fbpx

One of my 9-year-old twins is an early riser. Paul is up the minute the sun pulses over the mountain. Grace, on the other hand, likes to sleep until the last possible moment. It takes some doing to wake her up. But you wouldn’t know she’s a groggy-head in the morning by looking at her. She’s drenched in the beauty of childhood, dewy-eyed and radiant. (Maybe it’s all that beauty sleep she’s getting!) So you wouldn’t think that she might need the five Tibetan rites, the five yoga movements that some have called the fountain of youth.

This morning, she asks me, “Mom, what are those exercises that help you wake up?” Earlier this year, I scheduled one-on-one time with Grace for the very purpose of showing her a morning routine that blended in a mindfulness practice. I had found that too many mornings we were rushing out the door in a multitasking frenzy. We weren’t always dignified about this. We weren’t always kind to each other. But we did get to school on time.

I wanted to show Grace a better way. It’s important to me to start my day with a form of mindfulness practice – meditation, yoga, journaling or writing practice. It was time to teach her what I knew. The benefit, of course, was that I was going to gain someone to practice with.

That morning I showed her the five Tibetan rites from yoga. Today, she asked me to do the routine with her. So there we were, spinning clockwise, together, two fall leaves whirling in the breeze. Paul came in and joined us for the second Tibetan rite, which builds abdominal strength, or as he put it, “six packs.”

The five Tibetan rites build serenity into your day, and it is said that practicing them for 15 minutes every day adds longevity to your life. The exercises build flexibility, and they ground you. They improve eyesight and activate the metabolism. You may do them simply as exercise or as preparation for a meditation session.

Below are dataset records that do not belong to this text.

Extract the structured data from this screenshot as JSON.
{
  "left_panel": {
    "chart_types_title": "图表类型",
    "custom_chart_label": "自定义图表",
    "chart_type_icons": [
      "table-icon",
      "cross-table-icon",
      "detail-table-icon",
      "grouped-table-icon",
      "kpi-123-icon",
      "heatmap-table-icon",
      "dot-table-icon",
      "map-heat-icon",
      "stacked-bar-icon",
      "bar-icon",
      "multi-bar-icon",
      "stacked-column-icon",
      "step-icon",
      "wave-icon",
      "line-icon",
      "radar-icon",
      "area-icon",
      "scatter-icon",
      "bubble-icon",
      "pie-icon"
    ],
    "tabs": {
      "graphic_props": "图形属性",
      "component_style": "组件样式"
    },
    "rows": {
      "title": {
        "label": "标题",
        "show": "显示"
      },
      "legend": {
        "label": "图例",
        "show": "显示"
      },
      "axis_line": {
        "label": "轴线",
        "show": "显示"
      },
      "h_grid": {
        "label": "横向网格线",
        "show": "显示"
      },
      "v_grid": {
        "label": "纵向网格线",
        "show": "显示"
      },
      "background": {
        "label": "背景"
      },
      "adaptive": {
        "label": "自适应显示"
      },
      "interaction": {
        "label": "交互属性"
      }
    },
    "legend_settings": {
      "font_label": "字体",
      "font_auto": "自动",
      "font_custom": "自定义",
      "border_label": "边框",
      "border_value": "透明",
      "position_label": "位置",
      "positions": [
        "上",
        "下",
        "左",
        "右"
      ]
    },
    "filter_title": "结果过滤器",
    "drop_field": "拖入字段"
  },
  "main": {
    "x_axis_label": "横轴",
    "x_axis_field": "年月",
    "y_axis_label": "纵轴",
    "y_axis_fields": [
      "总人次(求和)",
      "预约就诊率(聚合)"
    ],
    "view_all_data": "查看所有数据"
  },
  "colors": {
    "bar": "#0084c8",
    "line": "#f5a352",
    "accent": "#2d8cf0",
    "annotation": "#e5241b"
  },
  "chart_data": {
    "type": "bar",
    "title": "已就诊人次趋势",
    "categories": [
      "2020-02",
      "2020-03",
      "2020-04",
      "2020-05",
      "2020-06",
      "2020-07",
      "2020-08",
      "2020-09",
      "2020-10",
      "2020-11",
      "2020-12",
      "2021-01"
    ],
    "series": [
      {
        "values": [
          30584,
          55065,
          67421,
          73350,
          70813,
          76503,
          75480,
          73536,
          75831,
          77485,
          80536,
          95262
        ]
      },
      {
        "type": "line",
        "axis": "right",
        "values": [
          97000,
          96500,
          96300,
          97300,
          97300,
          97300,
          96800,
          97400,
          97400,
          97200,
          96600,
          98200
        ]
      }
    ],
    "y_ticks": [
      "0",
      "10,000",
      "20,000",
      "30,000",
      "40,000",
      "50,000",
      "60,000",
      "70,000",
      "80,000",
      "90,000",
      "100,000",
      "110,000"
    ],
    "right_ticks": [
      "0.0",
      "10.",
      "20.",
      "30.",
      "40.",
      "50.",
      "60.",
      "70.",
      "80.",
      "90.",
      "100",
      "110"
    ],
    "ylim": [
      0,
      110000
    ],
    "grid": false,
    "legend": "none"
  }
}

Each rite is repeated 21 times.

FIRST TIBETAN RITE | Clockwise whirling

Stand with your feet hip distance apart, feet firmly grounded with toes spread and weight distributed through all four corners of your feet. Raise your arms out from your sides, shoulder height. Fix your gaze on a central point. Whirl clockwise 21 times, returning your gaze to the central point each time you pass through.

SECOND TIBETAN RITE | Leg raises

Lie on the floor or your mat on your back. Fully extend legs, with feet flexed. Fully extend arms, placing palms on the floor. Inhale as you raise your legs vertically until they are perpendicular to the floor, raising your head at the same time. Keep legs straight. As you exhale, lower your legs and head, keeping your legs straight and feet flexed.

THIRD TIBETAN RITE | Camel

Kneel on your mat with knees hip-width apart. Tuck your tailbone in, and square your hips. Curl your toes under. You may place your palms on the backs of your thighs, your shins or your ankles, depending on what’s comfortable. Inhale, arching backward. Exhale, bringing your chin to your chest.

FOURTH TIBETAN RITE | Reverse table

Sit on floor with legs stretched out, feet flexed. Sit up tall, tummy tucked and shoulders down. Place hands, palm down, on the floor next to your hips. Tuck your chin. As you inhale, raise your torso so that you make a flat tabletop. Your knees are bent, and your arms remain straight. Tense every muscle in your body. Exhale, lowering yourself to the floor. Tuck your chin to your chest.

FIFTH TIBETAN RITE | Down-faced dog, Up-faced dog

Take a good down-faced dog pose. Start on your knees. Place your hands on your mat with fingers spread, rooting the ball mound of your fingers into your mat (especially your forefinger ball mound). As you inhale, push back, arching your back and lifting your hips in the air. Let your heart melt. Stretch your spine. As you exhale, swing your torso forward, arching your back slightly. Move back and forth rhythmically with your breath 21 times.

As you can see, this is an all-around workout for the body, strengthening all muscle groups and enhancing flexibility of the spine. The chin tuck of the camel and reverse table activates the thyroid. This is why these rites are now Grace’s wake-up exercises. And mine, too.

As for Paul, we’re still working on Mr. Six Pack. He still defines a wake-up exercise as throwing the puppy on Grace’s head.

Last 5 posts in Mindful Writing

For the Written - Join the Story Catalyst mailing list

Come out of the lonely village of the UnWritten and Live the Life Written. Stay up to date on the events, webinars, practical toolkits and writing inspirations at The Story Catalyst.

You have Successfully Subscribed!

Pin It on Pinterest

Share This